G.C. Das, Actg. C.J.
1. This is a reference by the learned Sessions Judge, Mayurbhanj, recommending to set aside the Order of the Magistrate, 1st Glass, Rai-rangpur, dated November 30, 1960, in G. R. Case No. 363 of 1959. The facts are tee : The accused persons were charged under Section 420, Indian Penal Code, for the offence of cheating by false impersonation as Government Amin. The charge-sheet shows that he cheated a number of persons. Out of these persons, the prosecution examined a few and wanted to examine the rest. This prayer of the prosecution was rejected by the learned Magistrate. The relevant order is as follows :

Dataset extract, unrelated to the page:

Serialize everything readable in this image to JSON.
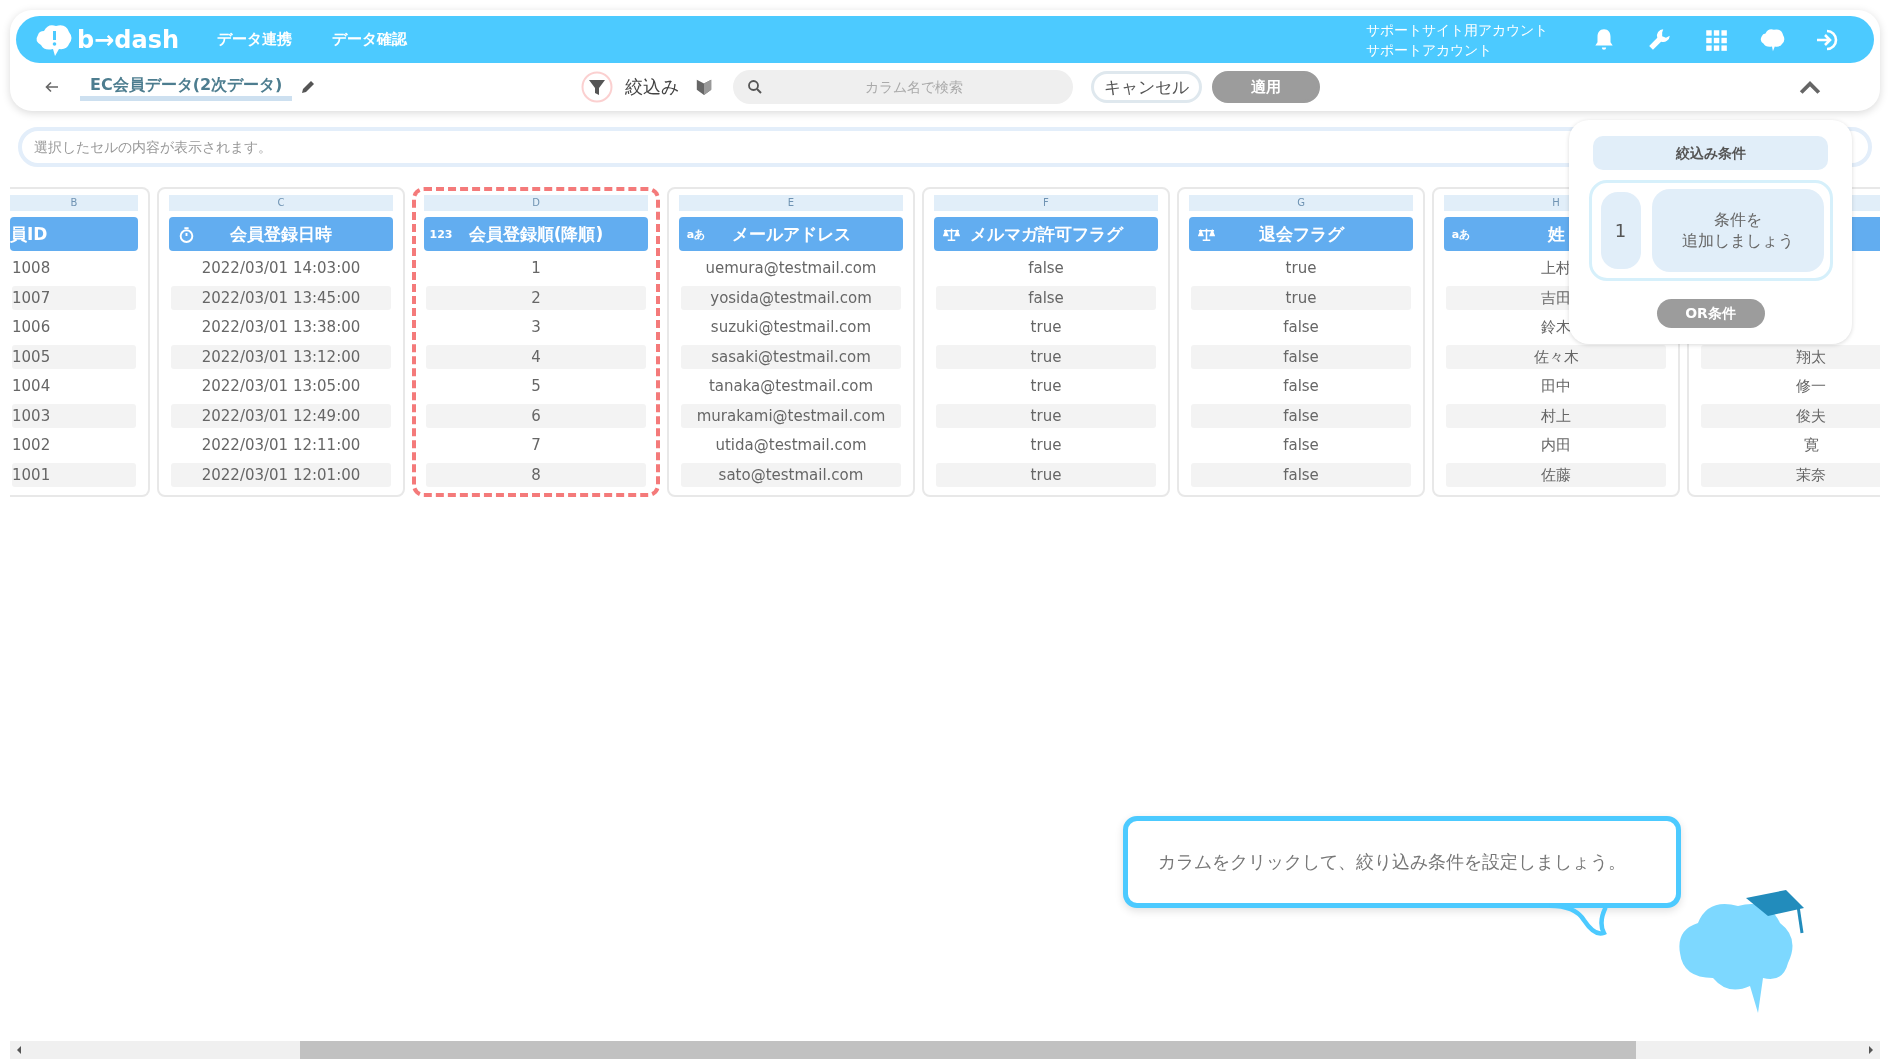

'The C. S. I. ought to have moved for examination of these witnesses earlier. The material witnesses have been examined. Those witnesses are to repeat the facts what others have stated on the same line. Hence the prayer of the C. S. I. cannot be entertained.'
2. The ground taken by the learned Magistrate was that the witnesses sought to be examined will repeat the same thing, does not appear to be sound. This is a case in which the accused Bhimcharan Mandal stood charged under Section 420 of the Indian Penal Code for having cheated a number of persons. The persons who were material witnesses ought to have been examined. The offence would be complete even if the Court finds that one of the witnesses mentioned in the charge-sheet was in fact cheated. Accordingly all the persons who were cheated should have been examined by the learned Magistrate. Section 251- which has been newly introduced by the 1955 amendment leaves no discretion to the Magistrate and he is bound to examine such witnesses as are produced by the prosecution.
Section 251-A lays down a complete procedure to be adopted in cases instituted on police report. Clause (7) lays down the manner in which the prosecution witnesses were to be examined. It states that on the date so fixed, the Magistrate shall proceed to take all such evidence as may be produced in support of the prosecution, provided that the Magistrate may permit the cross-examination of any witness to be deferred until any other witness or witnesses have been examined. Or recall any witness for further cross-examination. This clause seems to be mandatory and the Magistrate is bound to examine all such witnesses as are produced by the prosecution.
I am, therefore, clearly of the opinion that the order of the Magistrate rejecting the application filed on behalf of the prosecution to examine the rest of the witnesses is wrong and cannot be sustained. Accordingly, I would set aside the order of the learned Magistrate and direct him to famine the witnesses as produced by the prosecution.
3. In the result, the Reference is accepted.